Tuesday, December 23, 2014

Stop encouraging Myanmar nationals, Immigration tells UNHCR

PETALING JAYA, Dec 15 — Myanmar citizens flocking to Malaysia are most probably lured by the appeal of refugee status under the United Nations High Commissioner for Refugees (UNHCR).

A source from the Immigration Department blamed UNHCR for “pampering” nearly 140,000 Myanmar nationals who had illegally entered the country but were later registered and granted refugee status under its protection.

“With UNHCR doling out refugee cards to these illegal immigrants, it creates a false impression that it is okay for them to endure a short detention before they are released as refugees,” he said.

He said this encouraged illegal immigrants to bring in their spouses, families and friends from their homeland into the country, further flinging open the floodgates.

“To top it off, our country is most conducive to them (Myanmar citizens) because we have ample job opportunities and similar religions or traditions to which they can closely relate,” he said.

“People must understand we are not party to the UN 1951 Refugee Convention and we will do what is necessary to ensure those who enter illegally are detained or deported home.

“However, carrying this out is difficult with the contradicting message sent out by UNHCR.”

According to the source, some 4,300 Myanmar citizens have been detained from numerous immigration raids and operations in the country since January, while there are 5,200 Myanmar illegal immigrants at detention centres awaiting deportation or for UNHCR to intervene.

So far, the source revealed the Immigration Department had already deported 3,126 of those detained this year.
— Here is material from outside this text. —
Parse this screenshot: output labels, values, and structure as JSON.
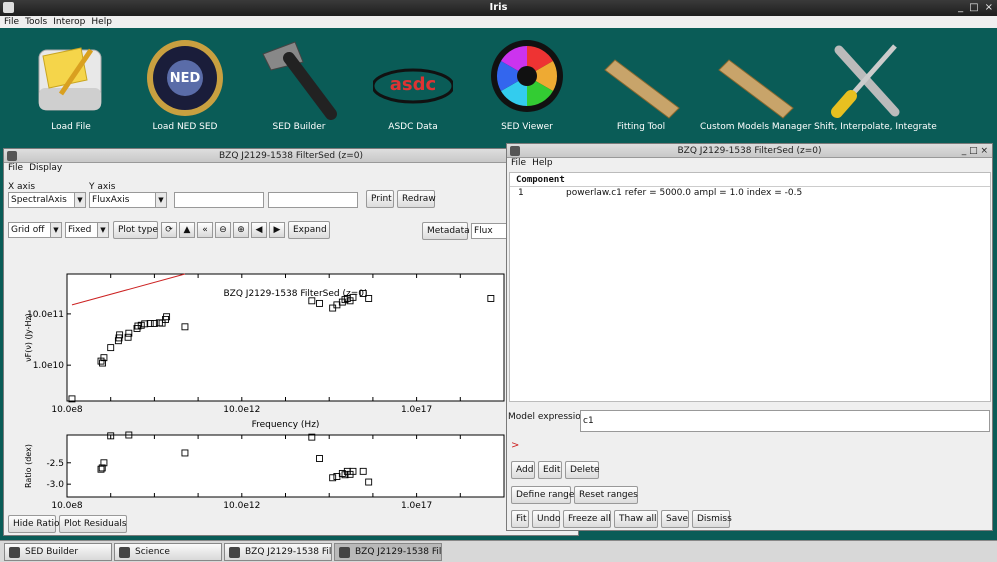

UNHCR reports, on the other hand, showed an influx of 6,000 refugees from March to November, bringing the total of registered refugees from Myanmar to 139,200.

The total number of refugees in Malaysia, including those seeking asylum from other countries, is now at 143,435 according to UNHCR.
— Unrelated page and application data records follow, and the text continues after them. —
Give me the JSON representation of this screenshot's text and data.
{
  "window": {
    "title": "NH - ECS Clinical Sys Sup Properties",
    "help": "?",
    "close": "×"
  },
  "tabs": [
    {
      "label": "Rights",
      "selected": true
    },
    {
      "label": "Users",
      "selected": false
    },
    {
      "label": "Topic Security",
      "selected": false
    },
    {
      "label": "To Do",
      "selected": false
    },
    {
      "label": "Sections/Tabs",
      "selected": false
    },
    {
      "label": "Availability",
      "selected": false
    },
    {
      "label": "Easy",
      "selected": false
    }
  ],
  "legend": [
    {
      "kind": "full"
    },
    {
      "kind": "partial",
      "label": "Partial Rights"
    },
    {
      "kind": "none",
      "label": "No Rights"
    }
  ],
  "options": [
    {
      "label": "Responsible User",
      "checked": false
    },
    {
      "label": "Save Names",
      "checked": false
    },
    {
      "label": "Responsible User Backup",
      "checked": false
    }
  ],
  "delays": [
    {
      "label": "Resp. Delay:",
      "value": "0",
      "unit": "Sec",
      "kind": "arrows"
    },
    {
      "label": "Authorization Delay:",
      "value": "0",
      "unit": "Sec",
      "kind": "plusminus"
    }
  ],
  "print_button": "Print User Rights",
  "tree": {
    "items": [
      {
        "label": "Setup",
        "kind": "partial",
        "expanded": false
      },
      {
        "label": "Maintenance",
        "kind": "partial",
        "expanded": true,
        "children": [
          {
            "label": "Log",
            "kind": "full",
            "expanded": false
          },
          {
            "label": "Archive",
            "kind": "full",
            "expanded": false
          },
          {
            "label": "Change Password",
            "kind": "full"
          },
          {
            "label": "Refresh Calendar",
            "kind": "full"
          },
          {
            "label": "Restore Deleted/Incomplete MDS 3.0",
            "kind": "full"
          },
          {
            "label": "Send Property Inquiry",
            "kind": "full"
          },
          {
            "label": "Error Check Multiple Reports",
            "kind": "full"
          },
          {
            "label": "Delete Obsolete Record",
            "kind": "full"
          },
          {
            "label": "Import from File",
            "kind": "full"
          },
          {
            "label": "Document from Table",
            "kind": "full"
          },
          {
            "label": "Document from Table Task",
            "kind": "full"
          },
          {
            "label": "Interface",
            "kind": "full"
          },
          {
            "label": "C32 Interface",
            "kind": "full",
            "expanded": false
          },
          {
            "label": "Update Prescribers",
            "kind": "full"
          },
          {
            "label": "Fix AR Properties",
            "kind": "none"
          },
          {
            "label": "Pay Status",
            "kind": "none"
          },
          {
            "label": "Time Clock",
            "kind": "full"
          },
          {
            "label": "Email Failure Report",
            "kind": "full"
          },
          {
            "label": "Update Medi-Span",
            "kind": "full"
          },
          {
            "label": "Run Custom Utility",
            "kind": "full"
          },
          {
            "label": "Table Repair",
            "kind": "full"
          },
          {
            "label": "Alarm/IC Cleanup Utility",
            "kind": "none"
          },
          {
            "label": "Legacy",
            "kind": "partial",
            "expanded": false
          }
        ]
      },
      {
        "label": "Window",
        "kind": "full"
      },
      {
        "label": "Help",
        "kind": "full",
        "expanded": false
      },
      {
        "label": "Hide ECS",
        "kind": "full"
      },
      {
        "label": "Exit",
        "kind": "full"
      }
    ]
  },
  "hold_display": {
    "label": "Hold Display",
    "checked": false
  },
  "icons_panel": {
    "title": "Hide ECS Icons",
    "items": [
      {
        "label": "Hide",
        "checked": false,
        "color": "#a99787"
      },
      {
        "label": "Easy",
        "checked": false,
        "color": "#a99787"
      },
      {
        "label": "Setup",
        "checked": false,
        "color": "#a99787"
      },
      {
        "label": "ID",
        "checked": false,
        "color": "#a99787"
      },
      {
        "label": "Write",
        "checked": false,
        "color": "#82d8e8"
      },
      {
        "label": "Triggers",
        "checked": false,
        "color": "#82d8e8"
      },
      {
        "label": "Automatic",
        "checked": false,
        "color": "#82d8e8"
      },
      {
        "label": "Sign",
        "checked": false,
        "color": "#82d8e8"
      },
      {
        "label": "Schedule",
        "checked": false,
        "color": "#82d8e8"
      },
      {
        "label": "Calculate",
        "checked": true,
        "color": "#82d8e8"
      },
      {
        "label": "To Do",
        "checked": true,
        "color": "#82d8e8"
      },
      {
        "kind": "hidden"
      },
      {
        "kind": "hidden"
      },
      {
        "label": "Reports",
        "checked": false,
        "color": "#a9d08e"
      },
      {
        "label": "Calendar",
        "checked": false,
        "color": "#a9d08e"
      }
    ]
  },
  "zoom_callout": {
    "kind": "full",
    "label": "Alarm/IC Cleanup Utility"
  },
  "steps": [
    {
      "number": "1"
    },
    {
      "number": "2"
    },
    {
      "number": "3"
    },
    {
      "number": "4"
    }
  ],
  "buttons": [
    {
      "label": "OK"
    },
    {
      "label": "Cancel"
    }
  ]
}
Another Immigration official said loose border control in Thailand makes it difficult for the authorities to contain the situation.

“People keep pointing fingers at us but it really takes two hands to clap,” he said.

He said Wisma Putra should hold more bilateral talks with Thailand to tighten border control.

“To my knowledge, Malaysia is second to Thailand in terms of saturation of Myanmar citizens illegally entering the country.”

He said over an estimated stretch of 600km, Malaysian Immigration authorities had set up eight checkpoints which were sufficient to track illegal entry into the country.

However, he was puzzled how they had managed to travel across Thailand without getting caught.

“Malaysia shares its borders with Thailand and not Myanmar, so how did they evade the immigration officers there in the first place?”

- See more at: http://www.themalaymailonline.com